Galerie 36 is pleased to present the first comprehensive exhibition of the visionary advertising photographs of American photographer Bert Stern (1929 - 2013) from the early fifties to the early seventies. The exhibition "Shapes & Symbols” shows a selection of iconic images that emerged during the highly productive time of his rise to become one of the top advertising photographers. Many of the works exhibited have never before been publicly displayed outside publications and magazines of their time and can now be seen for the first time in terms of their artistic value.
Christy's Art Center Displays Bert Stern's Stills and Sketches in "Lolita in Sag Harbor" by Stephanie Murg

Christy's Art Center Displays Bert Stern's Stills and Sketches in "Lolita in Sag Harbor" by Stephanie Murg

Christy's Art Center Displays Bert Stern's Stills and Sketches in "Lolita in Sag Harbor" by Stephanie Murg originally published in Hamptons Magazine. 

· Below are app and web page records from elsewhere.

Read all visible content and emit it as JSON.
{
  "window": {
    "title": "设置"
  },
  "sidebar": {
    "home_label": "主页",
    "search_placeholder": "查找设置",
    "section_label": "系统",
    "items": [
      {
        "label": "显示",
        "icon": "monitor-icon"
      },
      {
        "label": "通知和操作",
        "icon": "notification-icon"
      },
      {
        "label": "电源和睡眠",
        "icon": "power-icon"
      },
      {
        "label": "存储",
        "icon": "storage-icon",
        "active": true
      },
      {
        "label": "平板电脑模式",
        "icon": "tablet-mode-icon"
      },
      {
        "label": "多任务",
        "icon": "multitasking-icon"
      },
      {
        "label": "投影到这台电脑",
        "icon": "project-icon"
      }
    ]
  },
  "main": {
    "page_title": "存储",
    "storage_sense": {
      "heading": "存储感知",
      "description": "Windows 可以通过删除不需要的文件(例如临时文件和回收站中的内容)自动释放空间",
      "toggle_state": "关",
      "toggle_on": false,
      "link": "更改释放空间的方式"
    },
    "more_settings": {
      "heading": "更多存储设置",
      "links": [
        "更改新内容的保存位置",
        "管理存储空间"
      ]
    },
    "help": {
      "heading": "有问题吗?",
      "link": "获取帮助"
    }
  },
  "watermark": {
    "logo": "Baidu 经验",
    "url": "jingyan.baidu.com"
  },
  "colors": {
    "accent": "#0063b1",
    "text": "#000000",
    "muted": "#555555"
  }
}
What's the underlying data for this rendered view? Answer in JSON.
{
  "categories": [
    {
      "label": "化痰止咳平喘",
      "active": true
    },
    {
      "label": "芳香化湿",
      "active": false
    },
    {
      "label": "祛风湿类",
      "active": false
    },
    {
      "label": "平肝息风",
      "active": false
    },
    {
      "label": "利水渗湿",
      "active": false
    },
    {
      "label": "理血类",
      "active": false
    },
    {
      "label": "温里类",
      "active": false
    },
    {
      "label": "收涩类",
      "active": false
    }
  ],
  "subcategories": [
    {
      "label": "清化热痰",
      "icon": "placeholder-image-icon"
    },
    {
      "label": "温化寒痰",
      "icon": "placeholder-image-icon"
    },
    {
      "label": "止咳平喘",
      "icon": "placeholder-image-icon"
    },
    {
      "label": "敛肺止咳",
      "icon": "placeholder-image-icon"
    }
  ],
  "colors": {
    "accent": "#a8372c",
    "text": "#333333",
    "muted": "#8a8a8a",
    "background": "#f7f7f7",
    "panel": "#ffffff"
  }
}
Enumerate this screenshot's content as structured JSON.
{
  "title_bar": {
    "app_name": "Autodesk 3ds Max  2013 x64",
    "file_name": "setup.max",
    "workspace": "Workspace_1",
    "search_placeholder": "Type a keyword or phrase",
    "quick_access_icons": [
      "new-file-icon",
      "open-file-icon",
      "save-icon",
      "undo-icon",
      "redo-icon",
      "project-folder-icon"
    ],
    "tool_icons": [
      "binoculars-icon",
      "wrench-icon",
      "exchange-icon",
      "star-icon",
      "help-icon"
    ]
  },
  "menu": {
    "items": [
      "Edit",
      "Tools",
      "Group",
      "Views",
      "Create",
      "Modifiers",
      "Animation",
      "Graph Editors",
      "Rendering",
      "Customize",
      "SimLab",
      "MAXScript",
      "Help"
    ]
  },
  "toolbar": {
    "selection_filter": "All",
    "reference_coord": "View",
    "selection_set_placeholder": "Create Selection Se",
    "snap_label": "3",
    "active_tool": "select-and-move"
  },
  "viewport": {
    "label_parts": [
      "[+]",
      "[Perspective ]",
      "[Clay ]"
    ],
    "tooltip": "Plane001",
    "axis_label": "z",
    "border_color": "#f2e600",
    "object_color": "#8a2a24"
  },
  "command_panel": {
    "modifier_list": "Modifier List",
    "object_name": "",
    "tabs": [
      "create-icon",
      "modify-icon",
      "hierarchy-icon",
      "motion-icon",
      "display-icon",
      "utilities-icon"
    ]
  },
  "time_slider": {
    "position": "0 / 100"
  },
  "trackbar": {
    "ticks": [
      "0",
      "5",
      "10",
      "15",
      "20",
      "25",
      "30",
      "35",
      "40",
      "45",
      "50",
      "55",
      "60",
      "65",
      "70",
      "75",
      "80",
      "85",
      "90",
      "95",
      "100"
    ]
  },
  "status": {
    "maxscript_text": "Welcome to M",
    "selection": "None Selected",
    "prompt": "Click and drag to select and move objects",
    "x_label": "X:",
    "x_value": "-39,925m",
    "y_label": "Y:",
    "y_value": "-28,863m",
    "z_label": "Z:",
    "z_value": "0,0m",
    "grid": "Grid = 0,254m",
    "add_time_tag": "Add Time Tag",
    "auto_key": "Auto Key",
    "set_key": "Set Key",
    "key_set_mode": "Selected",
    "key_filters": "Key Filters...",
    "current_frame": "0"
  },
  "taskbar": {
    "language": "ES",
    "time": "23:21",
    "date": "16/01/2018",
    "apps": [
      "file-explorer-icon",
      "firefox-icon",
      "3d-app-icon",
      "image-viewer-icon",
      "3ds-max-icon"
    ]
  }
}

“Lolita in Sag Harbor” explores an iconic movie image in the place where it came to life.

Little-known fact: The famous poster image of Sue Lyon, star of Stanley Kubrick’s 1962 film Lolita—with heartshaped sunglasses, pursed lips, and lollipop, all gleaming cherry-red— was created in Sag Harbor. The sultry publicity stills shot by legendary photographer Bert Stern are now on display, with his sketches and notes, at Christy’s Art Center.

The Search for Love and Lolita in Sag Harbor by Annette Hinkle

The Search for Love and Lolita in Sag Harbor by Annette Hinkle

The Search for Love and Lolita in Sag Harbor by Annette Hinkle originally published in Sag Harbor Express.

In the summer of 1961, photographer Bert Stern traveled from New York City to Sag Harbor with a 15-year old actress and her mother.

The trio stayed at the home of stylist Nancy Pearl and her husband, Arnold, and for the next seven days, Stern shot countless roles of film of the young actress in various Sag Harbor locations — on the porch of The American Hotel, in front of Barons Cove Inn, and through the mullioned-windowed door of the long-gone Bayview Hotel (now the site of People’s United bank).

Finally, he took the young actress to Pierson High School where he photographed her in a car after outfitting her with a series of all-American props he had picked up at the Sag Harbor Variety store, including lollipops, American flags, and a 39-cent pair of red heart shaped glasses.